Each entry below must be repeated exactly, with pictures left out.

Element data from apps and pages
......
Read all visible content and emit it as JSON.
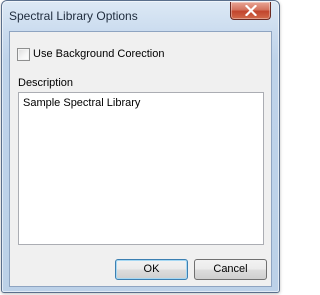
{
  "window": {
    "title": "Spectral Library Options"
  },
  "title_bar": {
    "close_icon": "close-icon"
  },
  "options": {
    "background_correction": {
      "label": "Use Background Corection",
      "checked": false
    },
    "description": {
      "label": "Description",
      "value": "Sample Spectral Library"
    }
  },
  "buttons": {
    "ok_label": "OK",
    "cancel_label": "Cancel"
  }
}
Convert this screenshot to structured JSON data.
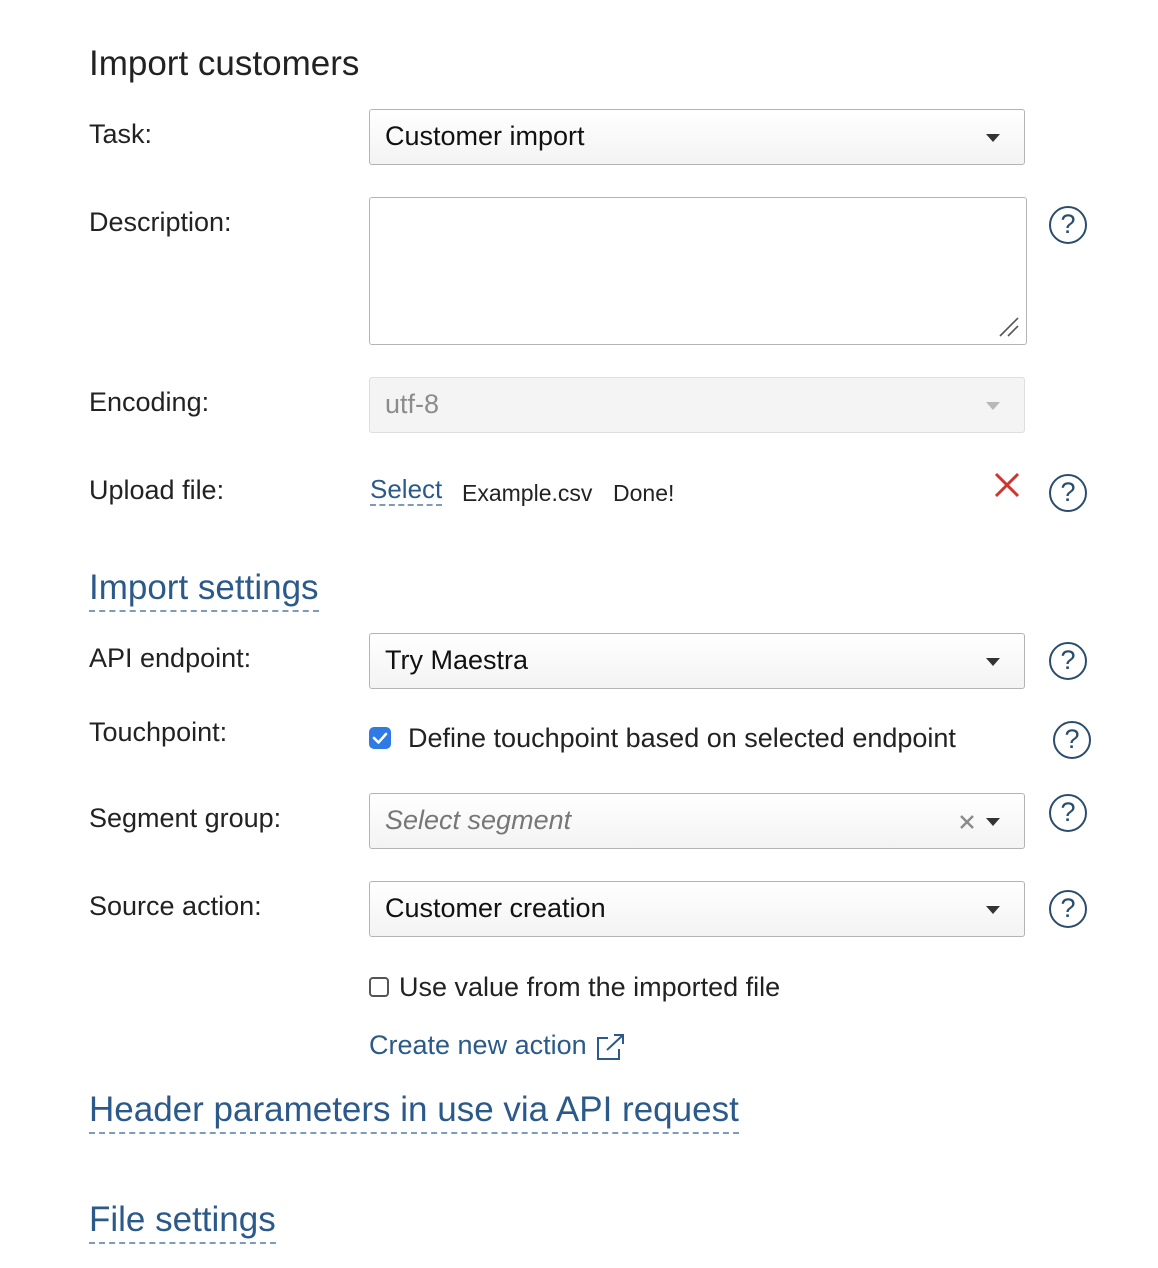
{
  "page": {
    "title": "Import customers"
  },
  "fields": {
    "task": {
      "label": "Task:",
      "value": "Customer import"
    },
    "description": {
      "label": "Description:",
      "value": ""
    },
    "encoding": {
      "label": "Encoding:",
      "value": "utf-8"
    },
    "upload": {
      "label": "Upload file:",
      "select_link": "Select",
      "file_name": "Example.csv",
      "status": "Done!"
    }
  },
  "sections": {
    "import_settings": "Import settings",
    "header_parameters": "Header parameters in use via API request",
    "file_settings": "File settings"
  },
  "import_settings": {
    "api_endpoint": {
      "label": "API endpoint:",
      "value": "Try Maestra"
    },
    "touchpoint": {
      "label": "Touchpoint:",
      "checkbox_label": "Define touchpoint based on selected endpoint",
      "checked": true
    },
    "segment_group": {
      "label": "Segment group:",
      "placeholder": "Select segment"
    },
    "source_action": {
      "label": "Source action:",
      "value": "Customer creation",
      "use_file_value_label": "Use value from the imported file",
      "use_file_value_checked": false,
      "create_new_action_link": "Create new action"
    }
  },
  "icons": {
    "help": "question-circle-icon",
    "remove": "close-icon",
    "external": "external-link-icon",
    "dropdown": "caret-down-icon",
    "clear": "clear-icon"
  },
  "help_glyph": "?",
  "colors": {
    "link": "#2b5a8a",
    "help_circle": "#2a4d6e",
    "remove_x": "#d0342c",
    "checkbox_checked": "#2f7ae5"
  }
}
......
Output below
Read all visible content and emit it as JSON.
{
  "window": {
    "title": "Spectral Library Options"
  },
  "title_bar": {
    "close_icon": "close-icon"
  },
  "options": {
    "background_correction": {
      "label": "Use Background Corection",
      "checked": false
    },
    "description": {
      "label": "Description",
      "value": "Sample Spectral Library"
    }
  },
  "buttons": {
    "ok_label": "OK",
    "cancel_label": "Cancel"
  }
}
Convert this screenshot to structured JSON data.
{
  "page": {
    "title": "Import customers"
  },
  "fields": {
    "task": {
      "label": "Task:",
      "value": "Customer import"
    },
    "description": {
      "label": "Description:",
      "value": ""
    },
    "encoding": {
      "label": "Encoding:",
      "value": "utf-8"
    },
    "upload": {
      "label": "Upload file:",
      "select_link": "Select",
      "file_name": "Example.csv",
      "status": "Done!"
    }
  },
  "sections": {
    "import_settings": "Import settings",
    "header_parameters": "Header parameters in use via API request",
    "file_settings": "File settings"
  },
  "import_settings": {
    "api_endpoint": {
      "label": "API endpoint:",
      "value": "Try Maestra"
    },
    "touchpoint": {
      "label": "Touchpoint:",
      "checkbox_label": "Define touchpoint based on selected endpoint",
      "checked": true
    },
    "segment_group": {
      "label": "Segment group:",
      "placeholder": "Select segment"
    },
    "source_action": {
      "label": "Source action:",
      "value": "Customer creation",
      "use_file_value_label": "Use value from the imported file",
      "use_file_value_checked": false,
      "create_new_action_link": "Create new action"
    }
  },
  "icons": {
    "help": "question-circle-icon",
    "remove": "close-icon",
    "external": "external-link-icon",
    "dropdown": "caret-down-icon",
    "clear": "clear-icon"
  },
  "help_glyph": "?",
  "colors": {
    "link": "#2b5a8a",
    "help_circle": "#2a4d6e",
    "remove_x": "#d0342c",
    "checkbox_checked": "#2f7ae5"
  }
}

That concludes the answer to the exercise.